The only acceptable output is every entry, printed exactly.

Web page and app entries:
▶

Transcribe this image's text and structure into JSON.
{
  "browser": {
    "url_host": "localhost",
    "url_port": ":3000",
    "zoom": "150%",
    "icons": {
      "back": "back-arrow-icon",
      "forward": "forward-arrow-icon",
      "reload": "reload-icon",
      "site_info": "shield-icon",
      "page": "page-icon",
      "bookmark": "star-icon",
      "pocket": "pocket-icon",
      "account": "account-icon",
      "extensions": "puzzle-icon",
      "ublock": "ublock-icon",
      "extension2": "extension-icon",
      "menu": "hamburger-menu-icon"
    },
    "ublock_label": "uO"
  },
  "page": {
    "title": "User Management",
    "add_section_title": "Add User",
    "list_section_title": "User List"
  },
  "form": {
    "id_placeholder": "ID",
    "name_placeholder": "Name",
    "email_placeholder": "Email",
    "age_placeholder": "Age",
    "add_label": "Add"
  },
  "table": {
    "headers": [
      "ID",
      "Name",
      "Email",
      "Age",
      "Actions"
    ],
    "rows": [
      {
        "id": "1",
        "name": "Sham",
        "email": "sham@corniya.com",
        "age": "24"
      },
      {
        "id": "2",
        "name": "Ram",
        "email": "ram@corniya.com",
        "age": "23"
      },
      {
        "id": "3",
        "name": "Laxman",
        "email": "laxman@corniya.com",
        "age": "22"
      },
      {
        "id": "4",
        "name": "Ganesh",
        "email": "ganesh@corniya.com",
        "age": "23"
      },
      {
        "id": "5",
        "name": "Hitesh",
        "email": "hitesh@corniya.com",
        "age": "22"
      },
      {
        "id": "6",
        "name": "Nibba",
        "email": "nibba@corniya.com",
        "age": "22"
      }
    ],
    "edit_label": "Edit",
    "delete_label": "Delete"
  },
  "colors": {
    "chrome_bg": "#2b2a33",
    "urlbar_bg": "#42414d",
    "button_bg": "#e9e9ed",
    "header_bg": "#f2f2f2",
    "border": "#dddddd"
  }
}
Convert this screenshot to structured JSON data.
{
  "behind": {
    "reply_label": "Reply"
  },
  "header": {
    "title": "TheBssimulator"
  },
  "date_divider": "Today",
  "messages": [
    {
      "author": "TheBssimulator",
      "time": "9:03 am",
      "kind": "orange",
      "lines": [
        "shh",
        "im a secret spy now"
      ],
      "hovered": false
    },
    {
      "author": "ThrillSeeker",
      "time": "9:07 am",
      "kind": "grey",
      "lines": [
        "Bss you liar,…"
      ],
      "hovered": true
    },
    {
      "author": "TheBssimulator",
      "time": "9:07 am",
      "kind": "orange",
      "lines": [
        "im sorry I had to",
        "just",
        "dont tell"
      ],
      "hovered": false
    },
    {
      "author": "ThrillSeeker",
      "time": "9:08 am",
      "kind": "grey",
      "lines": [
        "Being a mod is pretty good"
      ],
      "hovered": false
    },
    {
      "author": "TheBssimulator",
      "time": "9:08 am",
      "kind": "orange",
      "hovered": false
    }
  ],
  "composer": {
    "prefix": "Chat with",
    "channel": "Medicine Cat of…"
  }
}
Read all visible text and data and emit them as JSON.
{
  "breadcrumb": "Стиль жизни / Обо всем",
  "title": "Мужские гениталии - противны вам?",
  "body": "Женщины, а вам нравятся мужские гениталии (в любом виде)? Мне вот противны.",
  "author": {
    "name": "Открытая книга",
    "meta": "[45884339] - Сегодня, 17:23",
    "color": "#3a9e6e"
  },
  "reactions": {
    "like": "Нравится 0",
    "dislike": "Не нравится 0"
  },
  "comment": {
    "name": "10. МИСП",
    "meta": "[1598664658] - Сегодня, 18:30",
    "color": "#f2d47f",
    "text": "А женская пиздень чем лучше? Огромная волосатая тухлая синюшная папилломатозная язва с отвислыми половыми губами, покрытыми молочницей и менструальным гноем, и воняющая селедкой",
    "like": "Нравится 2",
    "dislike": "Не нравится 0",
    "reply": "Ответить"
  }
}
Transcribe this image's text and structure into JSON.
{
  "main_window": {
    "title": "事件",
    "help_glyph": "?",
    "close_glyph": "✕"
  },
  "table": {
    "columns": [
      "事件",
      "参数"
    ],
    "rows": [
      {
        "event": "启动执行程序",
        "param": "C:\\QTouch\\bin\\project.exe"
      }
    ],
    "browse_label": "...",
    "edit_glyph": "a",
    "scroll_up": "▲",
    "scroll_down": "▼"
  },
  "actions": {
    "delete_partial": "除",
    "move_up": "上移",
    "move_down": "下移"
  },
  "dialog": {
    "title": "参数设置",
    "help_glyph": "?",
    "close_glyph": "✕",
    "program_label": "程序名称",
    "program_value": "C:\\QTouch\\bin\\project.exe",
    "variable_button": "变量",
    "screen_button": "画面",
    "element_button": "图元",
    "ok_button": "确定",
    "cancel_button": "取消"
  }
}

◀

* Answer *
Transcribe this image's text and structure into JSON.
{
  "browser": {
    "url_host": "localhost",
    "url_port": ":3000",
    "zoom": "150%",
    "icons": {
      "back": "back-arrow-icon",
      "forward": "forward-arrow-icon",
      "reload": "reload-icon",
      "site_info": "shield-icon",
      "page": "page-icon",
      "bookmark": "star-icon",
      "pocket": "pocket-icon",
      "account": "account-icon",
      "extensions": "puzzle-icon",
      "ublock": "ublock-icon",
      "extension2": "extension-icon",
      "menu": "hamburger-menu-icon"
    },
    "ublock_label": "uO"
  },
  "page": {
    "title": "User Management",
    "add_section_title": "Add User",
    "list_section_title": "User List"
  },
  "form": {
    "id_placeholder": "ID",
    "name_placeholder": "Name",
    "email_placeholder": "Email",
    "age_placeholder": "Age",
    "add_label": "Add"
  },
  "table": {
    "headers": [
      "ID",
      "Name",
      "Email",
      "Age",
      "Actions"
    ],
    "rows": [
      {
        "id": "1",
        "name": "Sham",
        "email": "sham@corniya.com",
        "age": "24"
      },
      {
        "id": "2",
        "name": "Ram",
        "email": "ram@corniya.com",
        "age": "23"
      },
      {
        "id": "3",
        "name": "Laxman",
        "email": "laxman@corniya.com",
        "age": "22"
      },
      {
        "id": "4",
        "name": "Ganesh",
        "email": "ganesh@corniya.com",
        "age": "23"
      },
      {
        "id": "5",
        "name": "Hitesh",
        "email": "hitesh@corniya.com",
        "age": "22"
      },
      {
        "id": "6",
        "name": "Nibba",
        "email": "nibba@corniya.com",
        "age": "22"
      }
    ],
    "edit_label": "Edit",
    "delete_label": "Delete"
  },
  "colors": {
    "chrome_bg": "#2b2a33",
    "urlbar_bg": "#42414d",
    "button_bg": "#e9e9ed",
    "header_bg": "#f2f2f2",
    "border": "#dddddd"
  }
}
Convert this screenshot to structured JSON data.
{
  "behind": {
    "reply_label": "Reply"
  },
  "header": {
    "title": "TheBssimulator"
  },
  "date_divider": "Today",
  "messages": [
    {
      "author": "TheBssimulator",
      "time": "9:03 am",
      "kind": "orange",
      "lines": [
        "shh",
        "im a secret spy now"
      ],
      "hovered": false
    },
    {
      "author": "ThrillSeeker",
      "time": "9:07 am",
      "kind": "grey",
      "lines": [
        "Bss you liar,…"
      ],
      "hovered": true
    },
    {
      "author": "TheBssimulator",
      "time": "9:07 am",
      "kind": "orange",
      "lines": [
        "im sorry I had to",
        "just",
        "dont tell"
      ],
      "hovered": false
    },
    {
      "author": "ThrillSeeker",
      "time": "9:08 am",
      "kind": "grey",
      "lines": [
        "Being a mod is pretty good"
      ],
      "hovered": false
    },
    {
      "author": "TheBssimulator",
      "time": "9:08 am",
      "kind": "orange",
      "hovered": false
    }
  ],
  "composer": {
    "prefix": "Chat with",
    "channel": "Medicine Cat of…"
  }
}
Read all visible text and data and emit them as JSON.
{
  "breadcrumb": "Стиль жизни / Обо всем",
  "title": "Мужские гениталии - противны вам?",
  "body": "Женщины, а вам нравятся мужские гениталии (в любом виде)? Мне вот противны.",
  "author": {
    "name": "Открытая книга",
    "meta": "[45884339] - Сегодня, 17:23",
    "color": "#3a9e6e"
  },
  "reactions": {
    "like": "Нравится 0",
    "dislike": "Не нравится 0"
  },
  "comment": {
    "name": "10. МИСП",
    "meta": "[1598664658] - Сегодня, 18:30",
    "color": "#f2d47f",
    "text": "А женская пиздень чем лучше? Огромная волосатая тухлая синюшная папилломатозная язва с отвислыми половыми губами, покрытыми молочницей и менструальным гноем, и воняющая селедкой",
    "like": "Нравится 2",
    "dislike": "Не нравится 0",
    "reply": "Ответить"
  }
}
Transcribe this image's text and structure into JSON.
{
  "main_window": {
    "title": "事件",
    "help_glyph": "?",
    "close_glyph": "✕"
  },
  "table": {
    "columns": [
      "事件",
      "参数"
    ],
    "rows": [
      {
        "event": "启动执行程序",
        "param": "C:\\QTouch\\bin\\project.exe"
      }
    ],
    "browse_label": "...",
    "edit_glyph": "a",
    "scroll_up": "▲",
    "scroll_down": "▼"
  },
  "actions": {
    "delete_partial": "除",
    "move_up": "上移",
    "move_down": "下移"
  },
  "dialog": {
    "title": "参数设置",
    "help_glyph": "?",
    "close_glyph": "✕",
    "program_label": "程序名称",
    "program_value": "C:\\QTouch\\bin\\project.exe",
    "variable_button": "变量",
    "screen_button": "画面",
    "element_button": "图元",
    "ok_button": "确定",
    "cancel_button": "取消"
  }
}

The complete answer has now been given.